A fawn found in Burntollet woods.
A fawn found in Burntollet woods.

Illegal hunters and poachers are threatening to wipe out the last remaining deer in woodland on the outskirts of Derry, it has been claimed.

Kevin Harkin, who has set up the online campaign group Deer Friends, says there may now be as few as just five or six fallow deer left in Burntollet Woods.

He says that over the last two decades numbers have dwindled dramatically from around 30 and the picture (below) shows the local deer population is in difficulty.

It is unusual for a fawn to be born so late in the year when their calving season is in June, he explained.

“I suspect the reason is that the rutting season last year was disturbed by hunters and poachers so much that the deer didn’t get a chance to breed until much later.”

According to Mr Harkin, who lives in the area, deer numbers are so worryingly low it may be too late for them to recover.

Deer can be hunted while in season, and strict guidelines govern the practices of legal hunters and qualified stalkers. They can only be shot with high calibre rifles, designed for a quick kill.

However, Mr Harkin said: “I do know that deer have been shot with low calibre rifles; shotguns; killed with dogs; while nets are also used.

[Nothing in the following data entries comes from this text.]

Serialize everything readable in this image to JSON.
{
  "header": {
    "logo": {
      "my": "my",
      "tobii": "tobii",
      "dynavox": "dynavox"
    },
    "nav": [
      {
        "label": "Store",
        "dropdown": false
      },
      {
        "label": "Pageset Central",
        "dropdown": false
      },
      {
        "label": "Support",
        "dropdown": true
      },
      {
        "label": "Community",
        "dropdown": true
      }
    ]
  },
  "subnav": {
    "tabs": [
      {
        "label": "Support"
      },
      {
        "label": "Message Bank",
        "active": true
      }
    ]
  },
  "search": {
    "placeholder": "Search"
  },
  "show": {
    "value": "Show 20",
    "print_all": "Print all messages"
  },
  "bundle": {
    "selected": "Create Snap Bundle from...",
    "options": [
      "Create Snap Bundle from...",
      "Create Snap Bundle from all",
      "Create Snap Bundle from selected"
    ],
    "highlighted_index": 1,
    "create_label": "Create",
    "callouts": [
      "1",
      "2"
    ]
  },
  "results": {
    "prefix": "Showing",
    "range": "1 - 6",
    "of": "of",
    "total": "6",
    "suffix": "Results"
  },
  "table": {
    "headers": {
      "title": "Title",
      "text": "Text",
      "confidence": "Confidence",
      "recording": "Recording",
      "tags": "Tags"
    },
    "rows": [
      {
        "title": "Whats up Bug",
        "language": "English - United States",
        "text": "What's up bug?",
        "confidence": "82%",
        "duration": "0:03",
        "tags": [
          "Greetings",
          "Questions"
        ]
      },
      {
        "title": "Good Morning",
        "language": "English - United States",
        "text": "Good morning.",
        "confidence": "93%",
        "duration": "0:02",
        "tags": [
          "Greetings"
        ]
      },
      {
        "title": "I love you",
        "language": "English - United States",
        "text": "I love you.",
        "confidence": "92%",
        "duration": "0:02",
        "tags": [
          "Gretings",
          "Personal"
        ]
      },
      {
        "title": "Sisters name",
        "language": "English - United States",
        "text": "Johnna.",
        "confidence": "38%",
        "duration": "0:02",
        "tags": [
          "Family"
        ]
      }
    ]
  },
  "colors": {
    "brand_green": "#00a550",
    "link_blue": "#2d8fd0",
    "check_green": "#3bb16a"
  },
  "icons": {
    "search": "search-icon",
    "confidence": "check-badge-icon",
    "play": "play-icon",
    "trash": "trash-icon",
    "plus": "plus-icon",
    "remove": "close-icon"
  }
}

“A major concern is the number of people out here with high powered rifles. No-one knows who they are, where they are or if they are following the guidelines. There could be as many as 15 people in the woods, not knowing who is where, at any one time.”

Mr Harkin said: “This is nothing to do with the romantic ‘one for the pot’ notion, this is highly organised; it’s about big money.

“People need to be aware this is happening; it’s important to check in restaurants that their venison can be traced, that it comes from legitimate sources. Restaurateurs also need to have a conscience and avoid poached deer.”

Mr Harkin, whose lands are now a sanctuary for deer, said he set up his facebook group Deer Friends out of frustration at finding dead deer across the countryside.

“I hope to educate people about deer in the area and raise awareness of what is happening to the deer population.”